Justina Segale Journal, September 23, 1897
Document 8: Journal 1, 23 September 1897, Santa Maria Institute Collection, Sisters of Charity
Archives, Mount Saint Joseph, Ohio.
At first supported by their superior and the archbishop, the Sisters soon faced opposition from others within the Church, as well as competition from better-funded Protestant schools and agencies. This entry suggests Sister Justina’s complex understanding of the spiritual and institutional aspects of her mission. While obedience to superiors influenced by opposition to their effort to assist Italian school children and their families posed obstacles, the spiritual model of Saint Theresa of Avila offered her encouragement within the framework of obedience and humility.

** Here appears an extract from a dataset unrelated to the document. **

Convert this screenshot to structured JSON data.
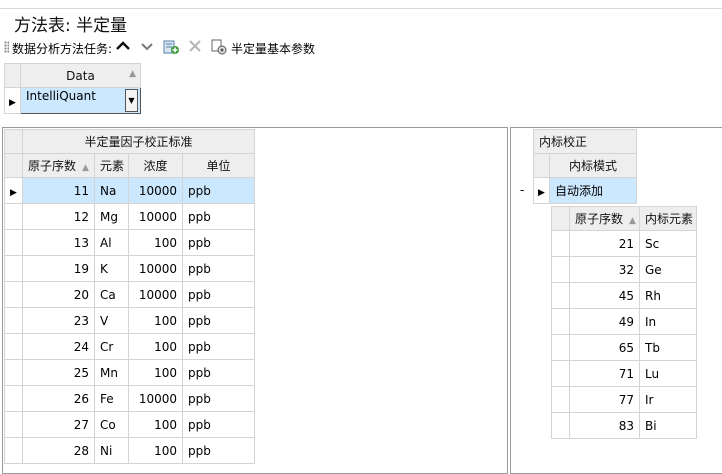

Sept. 23. Finding that no children came, we have been going around to visit the Italians trying to interest them in the school. All speak well of it, but few seem to have confidence in it. We have nothing to begin with, the basement of the Springer Institute and of St. Thomas' Church have nothing attractive; we have not succeeded in bringing the children there. We need a place where the poor may meet to receive benefits, and the rich meet to bestow them in the spirit of true Christian charity. As soon as we spoke of securing a place and asked permission to solicit donations, the opposition began, first from members of the Community itself who feared to involve the Community in debt, secondly from certain persons influential who do not see the necessity of this new work. And then other difficulties began to appear.
Later, having obtained full permission from Mother Mary Blanche, we awaited the decision of our ecclesiastical Superiors, the Most Rev. Archbishop.
At first, his permission and blessing to the work were given heartily, but since certain difficulties have been represented to him, he wishes to reconsider the matter. We begin to realize that no good work can succeed without its cross, for that is the seal of him who died on the cross. If it is His work it will succeed despite all opposition—if it is not His work, we do not want it to succeed. But it is manifestly His work so we do not fear though we have nothing to begin with. We found a penny on the street so that is the nucleus of the fund for the purchase of a house. St. Theresa, when undertaking a certain foundation without means, said something to this effect: “A few pennies and Theresa are nothing; a few pennies, Theresa and God are omnipotent.” This has been my inspiration and so I have written as our motto: “Un soldo e due Sorelle son niente. Un soldo, due Sorelli e Dio sono omnipotente.” This day will be memorable as a day of difficulties. His Grace, the Most Rev. Archbishop has said he wishes to think the matter over for some time, and to consult with others before undertaking anything. We are to meet him next Friday.